Phillies: Orion Kerkering, RHP
Kerkering made his MLB debut on Sept. 24 and impressed Mets hitters with his 99 mph fastball and incredible slider (some call it a sweeper). He showed enough promise and poise in his first three appearances that he made the Phillies’ NL Wild Card Series roster. Kerkering struck out a batter in a scoreless inning in Game 2, making him the first Phillies’ pitcher to make his MLB debut in September and pitch in the postseason since Marty Bystrom in 1980. Kerkering wouldn’t be on the NLDS roster if he wasn’t good, and Phillies manager Rob Thomson said he trusts him enough to put him in high-leverage situations. The Braves have never seen him. Maybe the Phillies can use that to their advantage. -- Todd Zolecki
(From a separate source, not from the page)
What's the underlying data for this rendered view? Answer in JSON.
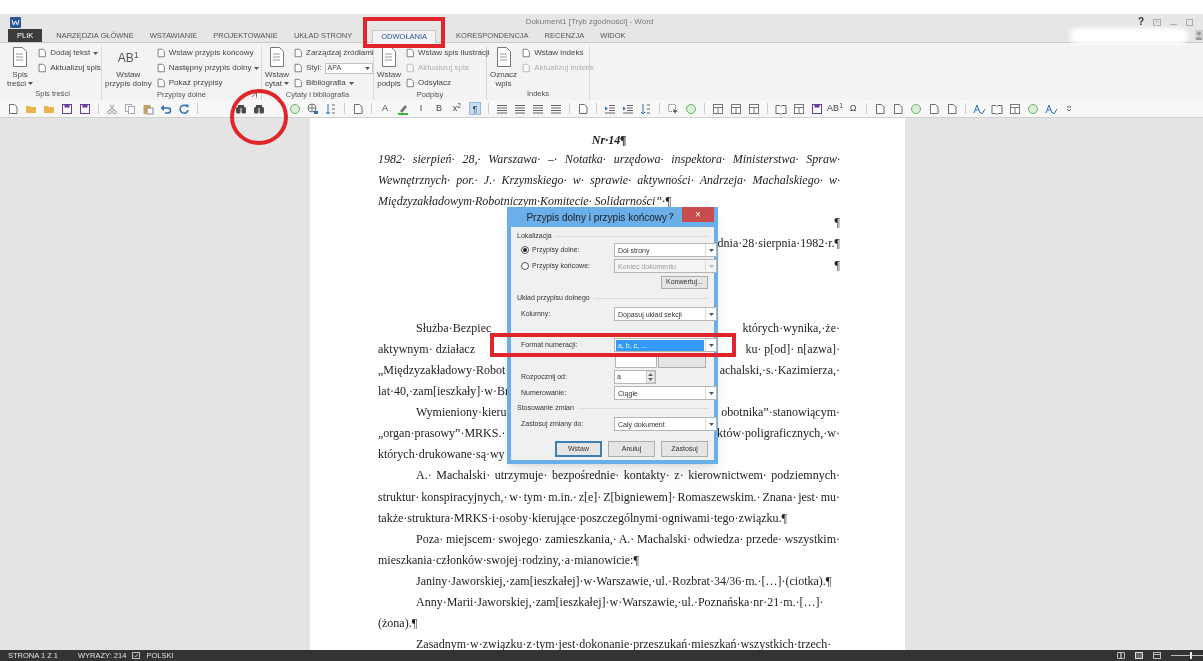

Dodgers: Ryan Brasier, RHP
Brasier is hardly an unknown given his role with the Red Sox in their 2018 World Series run. But after a pair of bad seasons in Boston, which ultimately resulted in his release, Brasier has found new life in Los Angeles and will be a big piece in October. After joining the Dodgers in July, Brasier allowed just three runs over 39 appearances. The veteran right-hander hasn’t given up a run since Aug. 6 against the Padres. With the D-backs having some right-handed firepower in the middle of the lineup, Brasier should be a busy man in the NLDS and possibly beyond. -- Juan Toribio
D-backs: Andrew Saalfrank, LHP
If you read his name and said, “Who?” don’t feel bad. Saalfrank, a sixth-round pick out of Indiana in 2019, was not a highly-touted prospect, but he’s sure performed like one for the D-backs since coming up early in September. The 26-year-old tossed 10 1/3 scoreless innings in 10 appearances for the D-backs and quickly earned manager Torey Lovullo’s trust. He came into a bases-loaded, one-out jam against the Brewers in Game 2 of the NL Wild Card Series and got out of it without a run scoring. He could be a big weapon against the Dodgers' left-handed bats. -- Steve Gilbert